Around 22 per cent of those in debt expect rising interest rates to impact their debt situation significantly.
Nearly 18 per cent said they can no longer afford their own home and may be forced to sell it if the current situation lingers further.
Housing markets expert Vik Singh, an assistant professor of Global Management Studies at Toronto Metropolitan University, agreed with the assessment.
He said affordability depends upon the place where one lives. In the Greater Toronto Area, houses are becoming expensive as the housing supply is far less than the demand.
Furthermore, Singh said those who want to enter the housing market could not as they have difficulty managing their daily expenses.
Rising interest rates are another factor affecting mortgage rates for people with mortgage issues. According to the survey, 22 per cent who have a mortgage expect rising interest rates to impact their mortgage situation significantly.
Singh said another factor affecting affordability is wage stagnation.
“Wages have increased in Canada, but they haven’t increased at the same rate of inflation,” he said.
The survey also revealed that fewer than half of Canadians are prepared for rising interest rates (46 per cent), inflation (42 per cent), and housing prices (40 per cent).
Manulife Bank’s vice president of sales, Lysa Fitzgerald, said Canadians could gain confidence and control of their financial lives by understanding the impact of interest rates and inflation on their finances.
“It’s imperative Canadians use resources available to them to talk to certified professionals and find ways to try and become more financially flexible,” she said.
Financial markets expert Laurence Booth, the CIT Chair in Structured Finance at Rotman School of Business at the University of Toronto, said the federal government should be increasing the Goods and Service Tax to seven per cent from five per cent, affecting everyone rather than just specific groups through credit markets.

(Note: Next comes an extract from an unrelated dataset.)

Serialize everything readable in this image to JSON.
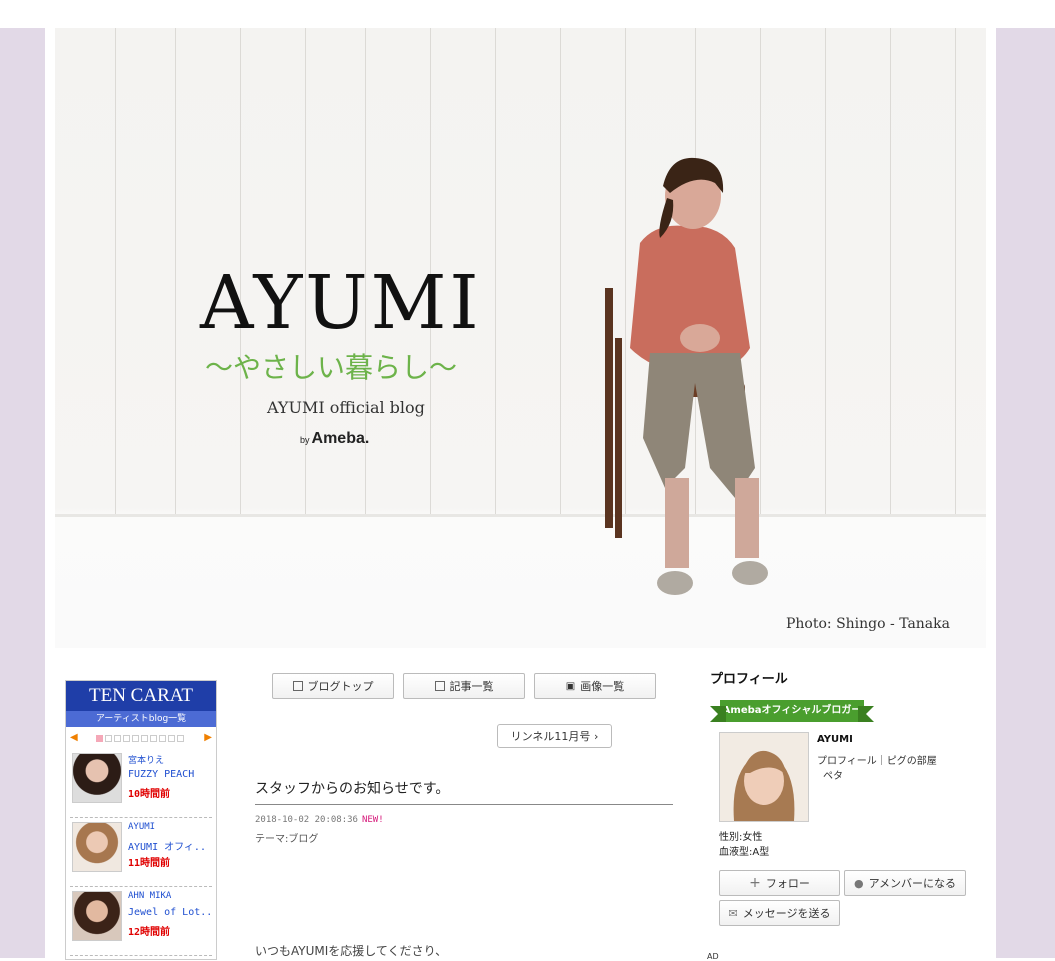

Regarding making housing affordable, Singh said the provincial government should focus more on building houses and making the real estate bidding process more transparent.